== The task ==
Below are the records; collect from them each line containing the string "this".

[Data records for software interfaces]
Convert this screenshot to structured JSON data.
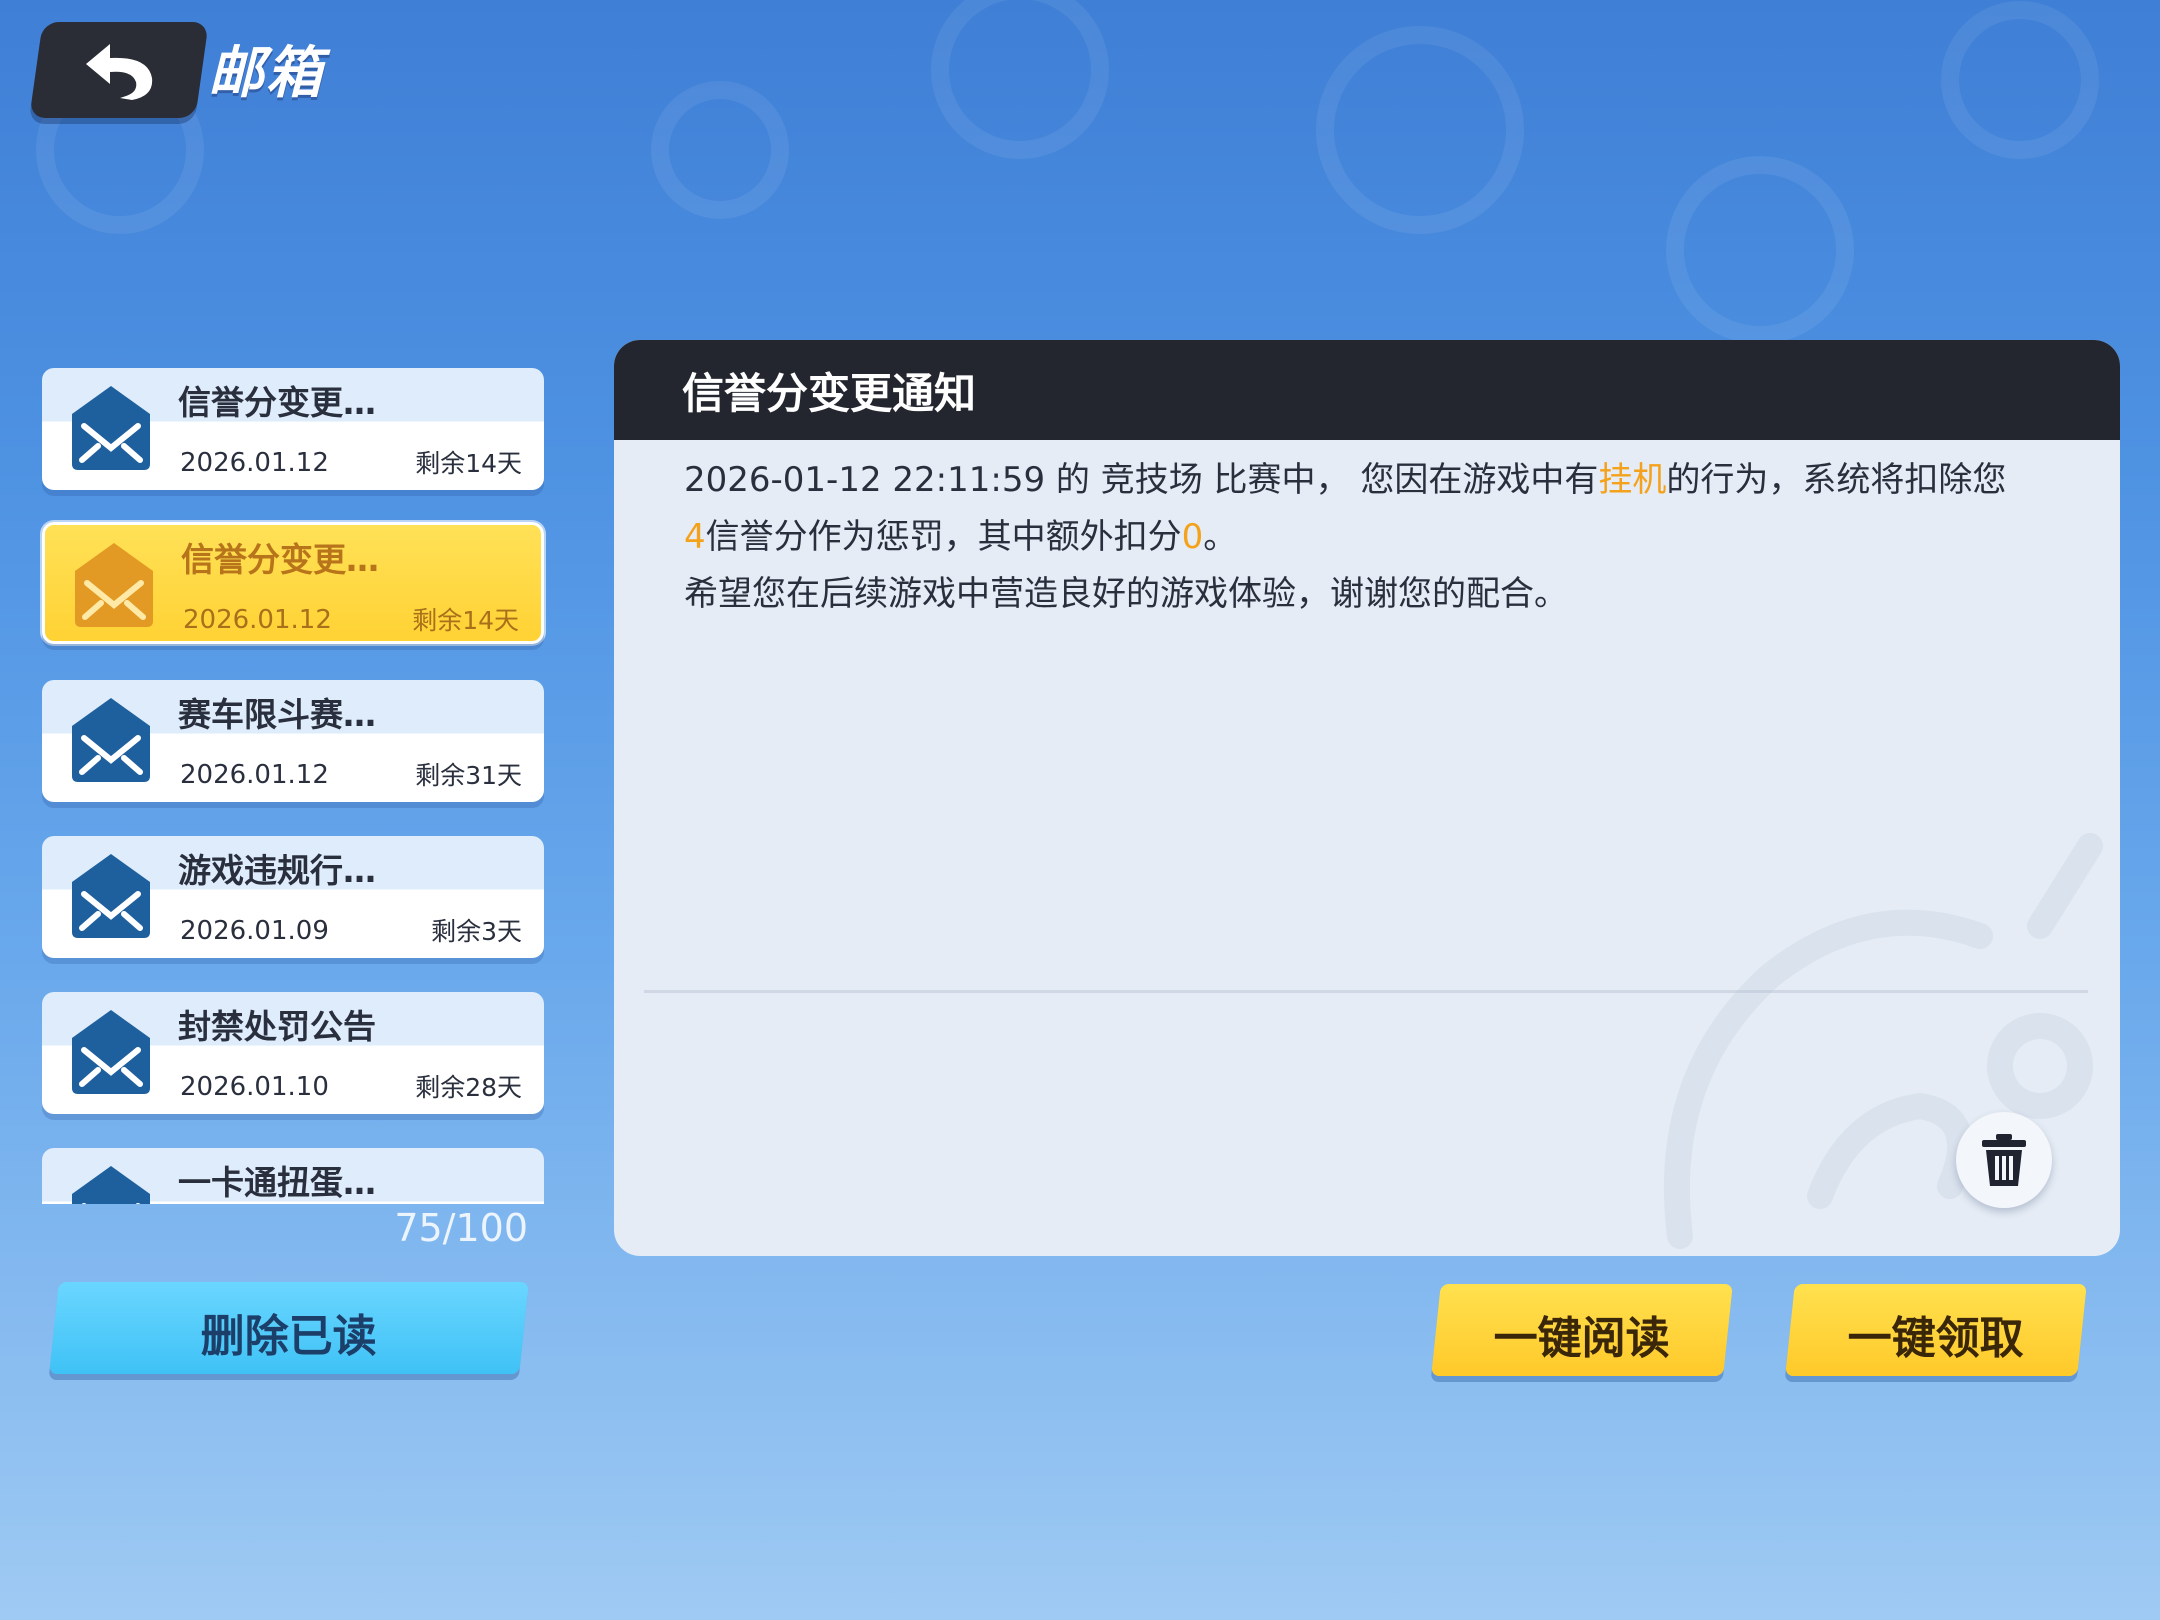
{
  "header": {
    "title": "邮箱"
  },
  "mail_list": {
    "items": [
      {
        "subject": "信誉分变更…",
        "date": "2026.01.12",
        "remaining": "剩余14天",
        "selected": false
      },
      {
        "subject": "信誉分变更…",
        "date": "2026.01.12",
        "remaining": "剩余14天",
        "selected": true
      },
      {
        "subject": "赛车限斗赛…",
        "date": "2026.01.12",
        "remaining": "剩余31天",
        "selected": false
      },
      {
        "subject": "游戏违规行…",
        "date": "2026.01.09",
        "remaining": "剩余3天",
        "selected": false
      },
      {
        "subject": "封禁处罚公告",
        "date": "2026.01.10",
        "remaining": "剩余28天",
        "selected": false
      },
      {
        "subject": "一卡通扭蛋…",
        "date": "",
        "remaining": "",
        "selected": false
      }
    ],
    "count": "75/100",
    "delete_read_label": "删除已读"
  },
  "detail": {
    "title": "信誉分变更通知",
    "line1_part1": "2026-01-12 22:11:59 的 竞技场 比赛中， 您因在游戏中有",
    "line1_highlight": "挂机",
    "line1_part2": "的行为，系统将扣除您",
    "line2_value": "4",
    "line2_part1": "信誉分作为惩罚，其中额外扣分",
    "line2_extra": "0",
    "line2_end": "。",
    "line3": "希望您在后续游戏中营造良好的游戏体验，谢谢您的配合。"
  },
  "actions": {
    "read_all_label": "一键阅读",
    "claim_all_label": "一键领取"
  },
  "colors": {
    "highlight": "#f4a21b",
    "selected_item": "#ffd234",
    "envelope_blue": "#1e5f9e"
  }
}
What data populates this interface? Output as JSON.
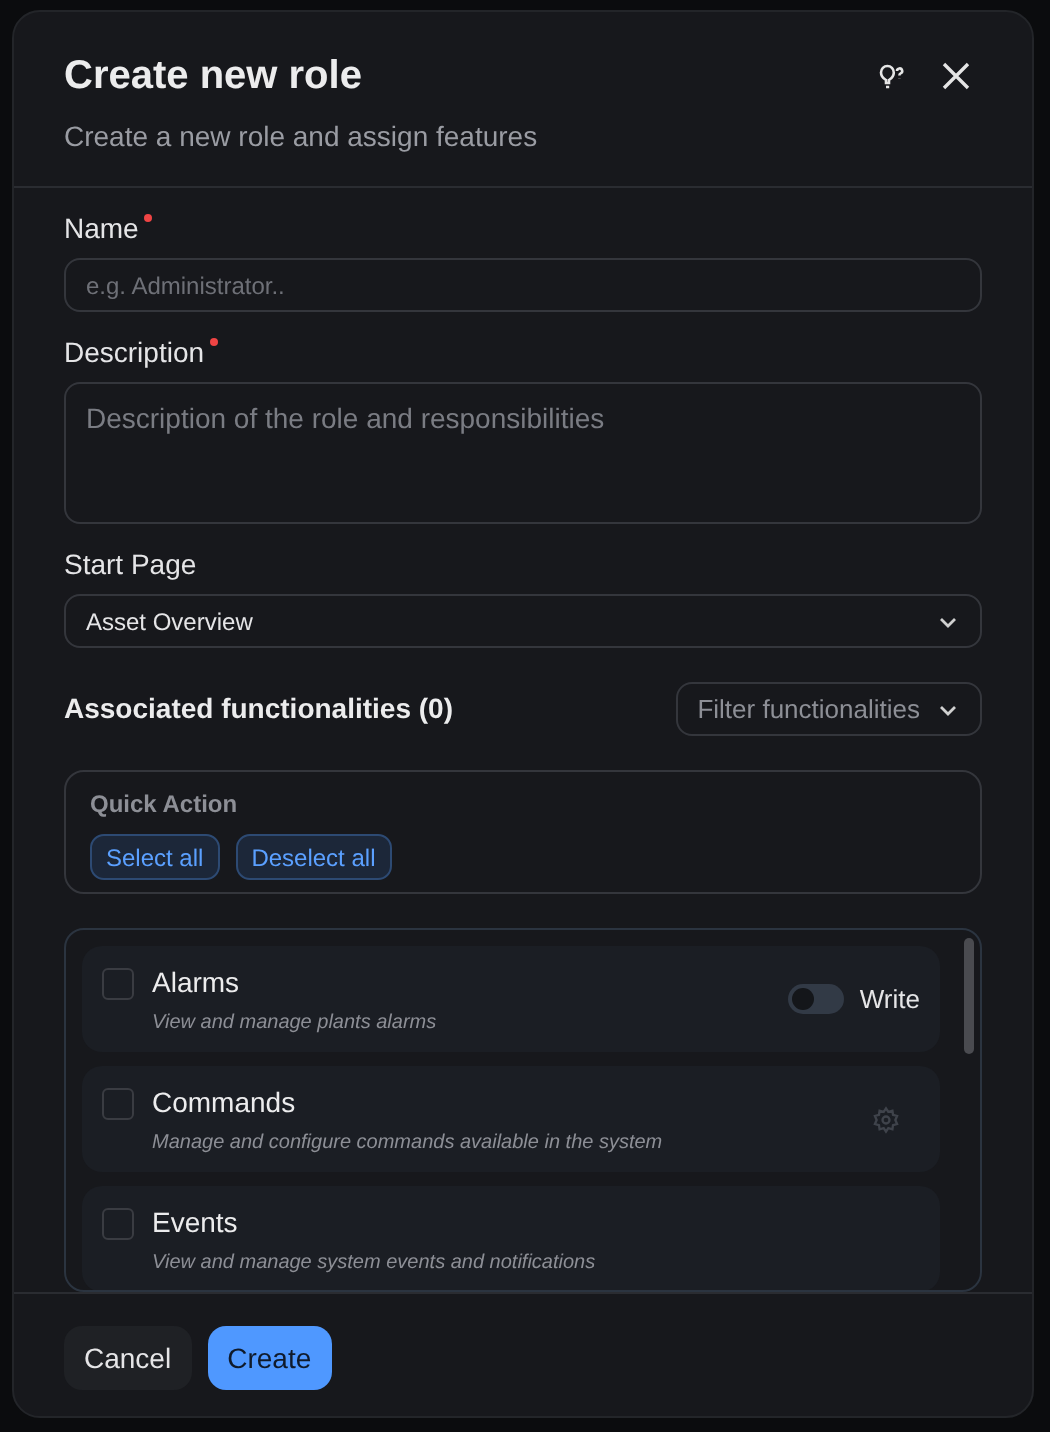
{
  "dialog": {
    "title": "Create new role",
    "subtitle": "Create a new role and assign features"
  },
  "fields": [
    {
      "kind": "input",
      "label": "Name",
      "required": true,
      "placeholder": "e.g. Administrator.."
    },
    {
      "kind": "textarea",
      "label": "Description",
      "required": true,
      "placeholder": "Description of the role and responsibilities"
    },
    {
      "kind": "select",
      "label": "Start Page",
      "required": false,
      "value": "Asset Overview"
    }
  ],
  "functionalities": {
    "title": "Associated functionalities (0)",
    "filter": {
      "placeholder": "Filter functionalities"
    },
    "quick_action": {
      "title": "Quick Action",
      "buttons": [
        "Select all",
        "Deselect all"
      ]
    },
    "items": [
      {
        "kind": "toggle",
        "name": "Alarms",
        "description": "View and manage plants alarms",
        "checked": false,
        "toggle": {
          "label": "Write",
          "on": false
        }
      },
      {
        "kind": "gear",
        "name": "Commands",
        "description": "Manage and configure commands available in the system",
        "checked": false
      },
      {
        "kind": "plain",
        "name": "Events",
        "description": "View and manage system events and notifications",
        "checked": false
      }
    ]
  },
  "buttons": [
    {
      "kind": "secondary",
      "label": "Cancel"
    },
    {
      "kind": "primary",
      "label": "Create"
    }
  ]
}
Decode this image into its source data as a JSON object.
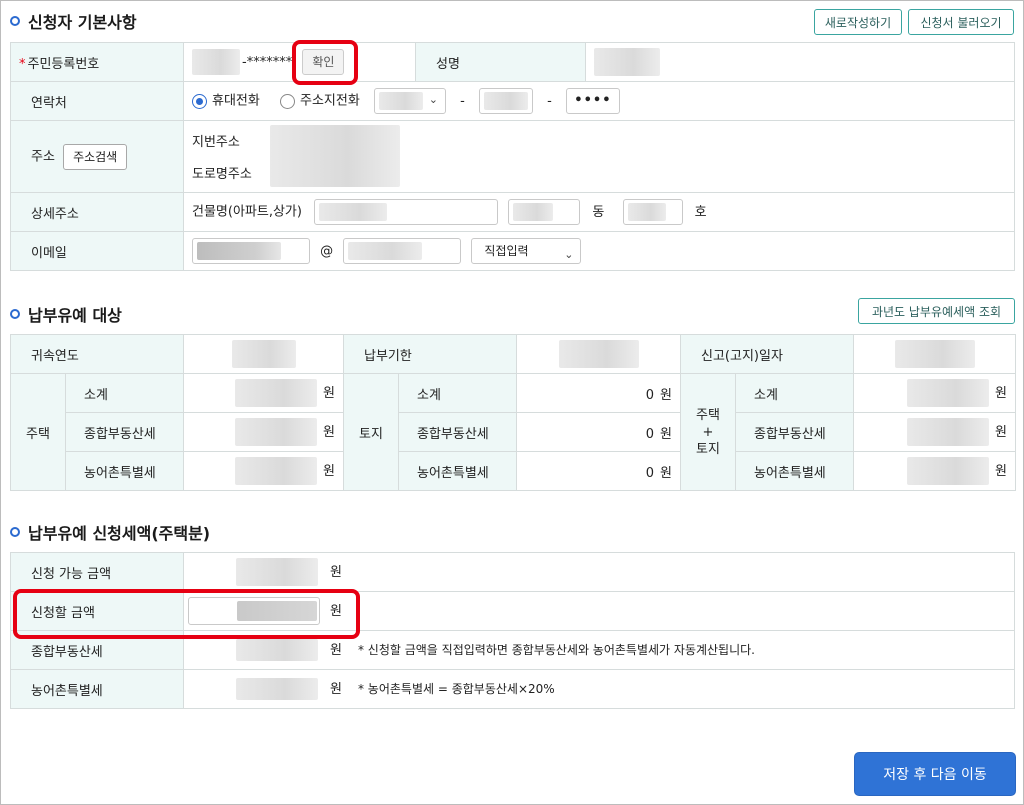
{
  "applicant": {
    "title": "신청자 기본사항",
    "new_button": "새로작성하기",
    "load_button": "신청서 불러오기",
    "rrn_label": "주민등록번호",
    "rrn_mask": "-*******",
    "confirm_button": "확인",
    "name_label": "성명",
    "contact_label": "연락처",
    "radio_mobile": "휴대전화",
    "radio_home": "주소지전화",
    "dash1": "-",
    "dash2": "-",
    "phone_last": "••••",
    "address_label": "주소",
    "address_search_button": "주소검색",
    "jibun_label": "지번주소",
    "road_label": "도로명주소",
    "detail_label": "상세주소",
    "building_label": "건물명(아파트,상가)",
    "dong_label": "동",
    "ho_label": "호",
    "email_label": "이메일",
    "at_sign": "@",
    "email_domain_select": "직접입력"
  },
  "deferral": {
    "title": "납부유예 대상",
    "lookup_button": "과년도 납부유예세액 조회",
    "year_label": "귀속연도",
    "due_label": "납부기한",
    "report_label": "신고(고지)일자",
    "housing_label": "주택",
    "land_label": "토지",
    "combined_label_1": "주택",
    "combined_label_2": "+",
    "combined_label_3": "토지",
    "subtotal": "소계",
    "comprehensive": "종합부동산세",
    "rural": "농어촌특별세",
    "won": "원",
    "land_values": [
      "0",
      "0",
      "0"
    ]
  },
  "request": {
    "title": "납부유예 신청세액(주택분)",
    "available_label": "신청 가능 금액",
    "amount_label": "신청할 금액",
    "comprehensive_label": "종합부동산세",
    "rural_label": "농어촌특별세",
    "won": "원",
    "note1": "* 신청할 금액을 직접입력하면 종합부동산세와 농어촌특별세가 자동계산됩니다.",
    "note2": "* 농어촌특별세 = 종합부동산세×20%"
  },
  "save_button": "저장 후 다음 이동"
}
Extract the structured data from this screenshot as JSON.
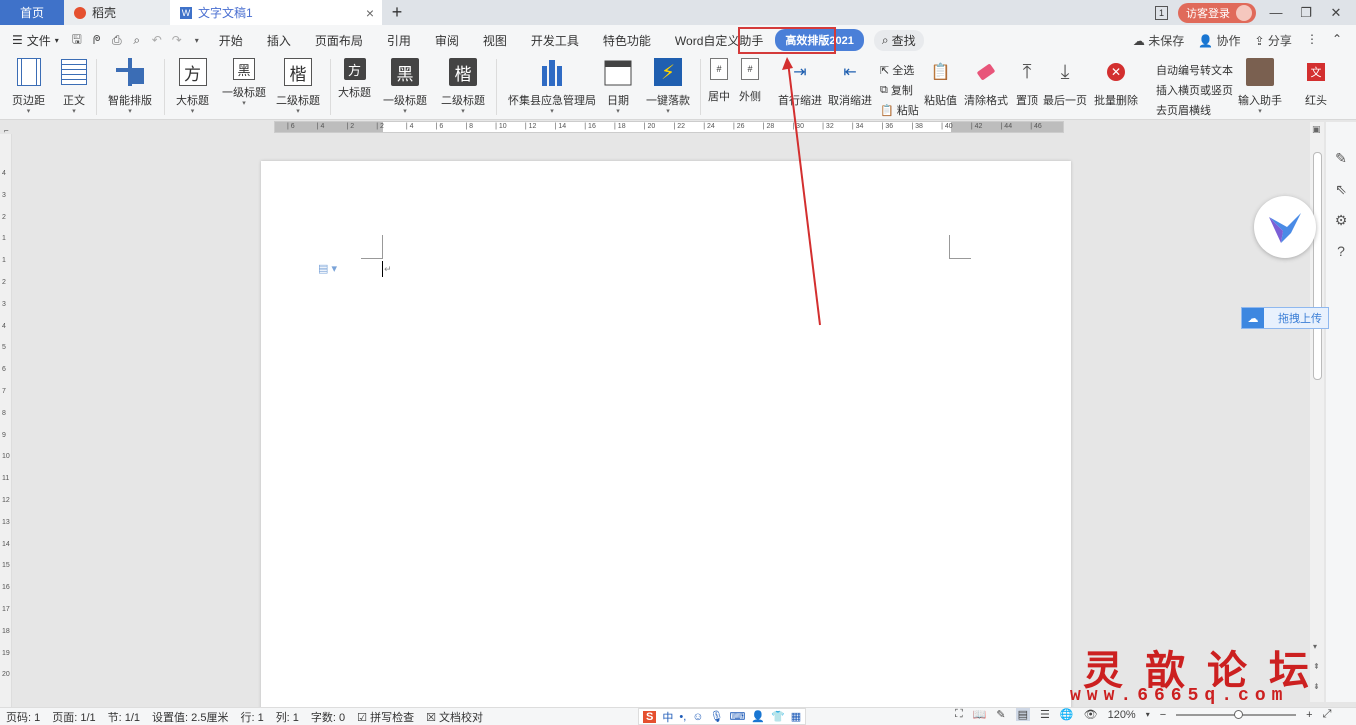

== Response area ==
Convert this screenshot to structured JSON data.
What data populates this interface? Output as JSON.
Decode this image into its source data as a JSON object.
Extract the structured data from this screenshot as JSON.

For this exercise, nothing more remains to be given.